Cohousing during COVID-19: An Anchorage community sees risks and benefits
Ravens’ Roost in Anchorage has 33 households and roughly 70 residents living communally. Since the COVID-19 pandemic began, the community has seen the risks and benefits of living close together.
“The whole idea of cohousing is neighbors getting to know each other,” said Terri Pauls, one of the founders of Ravens’ Roost.
The Common House, a large building in the center of the property, typically sees two to three meals shared by some community members per week. Dance parties often take place across the neighborhood. But then COVID-19 came.
Common meals were canceled and meetings among residents went online. The idea behind those meetings is to build consensus for big decisions. “And so, we come up with solutions that work for everyone,” Pauls said.
Crews sanitize common spaces and there is a schedule for a shared laundry room.
In recent weeks, residents have begun meeting outside on a large patio to share a drink or dessert. They meet at a safe distance, wearing masks.
Despite the risks of transmitting COVID-19, there are advantages to cohousing during a pandemic. “With 33 households, someone is going to be available to go and get some groceries,” Pauls said.
Ravens' Roost hasn't seen any COVID-19 cases but residents have a plan if there was an outbreak. The person would be isolated and community members would support them.
The communal nature of the neighborhood has other benefits for residents. It is purposefully built for spontaneous meetings, warding off feelings of isolation.
Mailboxes are in the Common House and garages aren’t close to homes, meaning residents constantly bump into each other as they walk around.
“I think it's really helpful especially for those of us alone in our households, we don't feel so alone,” Pauls said.
Yolanda Meza, a retired midwife, sits on a patio with her neighbors and speaks about their closeness. “My family is down in California, so these are my family,” she said.
There are benefits for others outside the community from the pandemic. With no common meals, the shared community gardens are now growing vegetables for an Anchorage food pantry.

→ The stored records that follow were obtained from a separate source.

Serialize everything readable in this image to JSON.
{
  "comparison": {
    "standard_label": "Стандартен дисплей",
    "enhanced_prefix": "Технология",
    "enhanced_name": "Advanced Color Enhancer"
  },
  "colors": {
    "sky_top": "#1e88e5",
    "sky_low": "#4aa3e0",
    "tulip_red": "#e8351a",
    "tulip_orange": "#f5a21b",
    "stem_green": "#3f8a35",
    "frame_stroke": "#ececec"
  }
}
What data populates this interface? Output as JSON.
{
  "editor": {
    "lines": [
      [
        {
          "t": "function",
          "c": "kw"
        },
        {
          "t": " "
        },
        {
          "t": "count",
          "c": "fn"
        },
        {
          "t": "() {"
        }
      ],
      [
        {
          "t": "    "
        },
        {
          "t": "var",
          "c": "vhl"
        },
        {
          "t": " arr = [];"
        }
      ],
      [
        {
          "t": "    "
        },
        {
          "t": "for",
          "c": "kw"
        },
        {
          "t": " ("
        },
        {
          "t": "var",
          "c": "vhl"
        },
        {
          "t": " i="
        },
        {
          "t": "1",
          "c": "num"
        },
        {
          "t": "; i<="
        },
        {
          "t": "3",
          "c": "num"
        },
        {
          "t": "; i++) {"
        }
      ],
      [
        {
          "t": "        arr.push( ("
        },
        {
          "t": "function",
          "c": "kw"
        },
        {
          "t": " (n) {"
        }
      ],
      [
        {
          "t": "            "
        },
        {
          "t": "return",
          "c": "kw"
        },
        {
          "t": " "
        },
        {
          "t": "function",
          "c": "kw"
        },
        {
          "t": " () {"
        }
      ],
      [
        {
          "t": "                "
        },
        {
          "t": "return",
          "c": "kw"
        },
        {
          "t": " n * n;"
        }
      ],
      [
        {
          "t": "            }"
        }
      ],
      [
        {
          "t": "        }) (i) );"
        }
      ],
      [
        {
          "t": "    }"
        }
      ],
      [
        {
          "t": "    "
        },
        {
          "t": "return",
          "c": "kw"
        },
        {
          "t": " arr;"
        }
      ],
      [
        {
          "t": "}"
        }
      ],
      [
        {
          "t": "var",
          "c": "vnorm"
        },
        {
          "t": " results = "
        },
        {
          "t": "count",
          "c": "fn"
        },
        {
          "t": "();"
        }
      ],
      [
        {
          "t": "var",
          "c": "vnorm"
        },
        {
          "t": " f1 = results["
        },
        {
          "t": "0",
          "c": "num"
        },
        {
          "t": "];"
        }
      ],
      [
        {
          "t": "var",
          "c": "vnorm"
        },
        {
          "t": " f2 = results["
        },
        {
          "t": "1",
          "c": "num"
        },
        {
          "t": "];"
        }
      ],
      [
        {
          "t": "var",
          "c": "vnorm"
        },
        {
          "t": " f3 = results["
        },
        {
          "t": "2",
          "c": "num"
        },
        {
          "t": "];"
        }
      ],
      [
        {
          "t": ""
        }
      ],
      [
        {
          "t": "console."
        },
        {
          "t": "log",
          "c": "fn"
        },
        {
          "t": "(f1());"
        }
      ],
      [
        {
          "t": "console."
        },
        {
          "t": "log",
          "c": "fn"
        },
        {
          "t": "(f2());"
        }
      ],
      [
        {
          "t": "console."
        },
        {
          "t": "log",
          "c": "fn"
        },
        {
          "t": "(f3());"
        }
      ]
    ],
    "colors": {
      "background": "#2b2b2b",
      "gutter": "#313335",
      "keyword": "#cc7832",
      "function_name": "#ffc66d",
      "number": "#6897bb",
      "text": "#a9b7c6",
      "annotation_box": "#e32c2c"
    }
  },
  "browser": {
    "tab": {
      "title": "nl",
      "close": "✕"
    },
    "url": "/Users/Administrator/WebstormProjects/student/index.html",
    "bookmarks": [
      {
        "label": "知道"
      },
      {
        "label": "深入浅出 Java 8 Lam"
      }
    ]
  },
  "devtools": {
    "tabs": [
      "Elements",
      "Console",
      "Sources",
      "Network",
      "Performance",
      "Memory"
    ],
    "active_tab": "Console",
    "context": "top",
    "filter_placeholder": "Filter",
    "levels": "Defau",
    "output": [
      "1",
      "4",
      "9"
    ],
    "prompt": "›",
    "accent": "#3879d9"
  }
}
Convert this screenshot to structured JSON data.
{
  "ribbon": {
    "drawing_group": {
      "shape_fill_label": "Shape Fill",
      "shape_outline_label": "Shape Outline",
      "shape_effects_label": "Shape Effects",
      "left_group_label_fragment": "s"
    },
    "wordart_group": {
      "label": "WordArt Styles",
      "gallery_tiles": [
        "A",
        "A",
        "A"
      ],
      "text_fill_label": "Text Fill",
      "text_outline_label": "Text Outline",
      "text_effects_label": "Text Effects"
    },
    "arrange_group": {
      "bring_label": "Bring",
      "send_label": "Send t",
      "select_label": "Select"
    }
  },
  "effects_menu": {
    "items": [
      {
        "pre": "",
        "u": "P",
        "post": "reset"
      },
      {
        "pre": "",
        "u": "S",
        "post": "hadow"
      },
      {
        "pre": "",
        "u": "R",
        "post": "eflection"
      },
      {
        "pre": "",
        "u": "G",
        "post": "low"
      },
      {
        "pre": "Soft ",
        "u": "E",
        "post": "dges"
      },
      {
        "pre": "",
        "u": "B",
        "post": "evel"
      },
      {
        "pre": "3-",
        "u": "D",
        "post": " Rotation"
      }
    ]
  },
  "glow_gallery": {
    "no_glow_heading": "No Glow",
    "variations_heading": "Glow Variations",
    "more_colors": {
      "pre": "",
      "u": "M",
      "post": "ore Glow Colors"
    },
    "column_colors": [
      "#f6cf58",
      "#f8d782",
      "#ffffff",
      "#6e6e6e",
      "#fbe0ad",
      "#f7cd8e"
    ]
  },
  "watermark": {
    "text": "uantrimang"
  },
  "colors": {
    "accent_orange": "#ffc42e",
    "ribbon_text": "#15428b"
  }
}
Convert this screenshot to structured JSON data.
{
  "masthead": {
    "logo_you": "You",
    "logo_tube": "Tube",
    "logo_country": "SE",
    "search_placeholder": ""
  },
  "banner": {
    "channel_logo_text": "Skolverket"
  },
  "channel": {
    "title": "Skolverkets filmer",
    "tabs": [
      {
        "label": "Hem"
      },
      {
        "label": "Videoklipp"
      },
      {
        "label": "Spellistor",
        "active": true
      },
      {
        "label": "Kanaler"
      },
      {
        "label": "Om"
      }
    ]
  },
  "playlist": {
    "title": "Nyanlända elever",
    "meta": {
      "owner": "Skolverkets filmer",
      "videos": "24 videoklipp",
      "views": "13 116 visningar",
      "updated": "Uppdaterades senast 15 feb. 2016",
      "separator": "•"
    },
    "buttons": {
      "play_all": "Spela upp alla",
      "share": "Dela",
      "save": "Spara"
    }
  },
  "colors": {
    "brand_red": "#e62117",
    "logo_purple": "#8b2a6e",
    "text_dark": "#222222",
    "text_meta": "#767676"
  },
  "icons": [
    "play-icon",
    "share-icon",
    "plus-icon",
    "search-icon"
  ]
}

“The best gift this pandemic has given my community is that we are coming together to serve those less fortunate,” said Sara Peebles, who lives at Ravens’ Roost and volunteers with a food pantry. “People who are coming for food are happy to have real food, not just canned food.”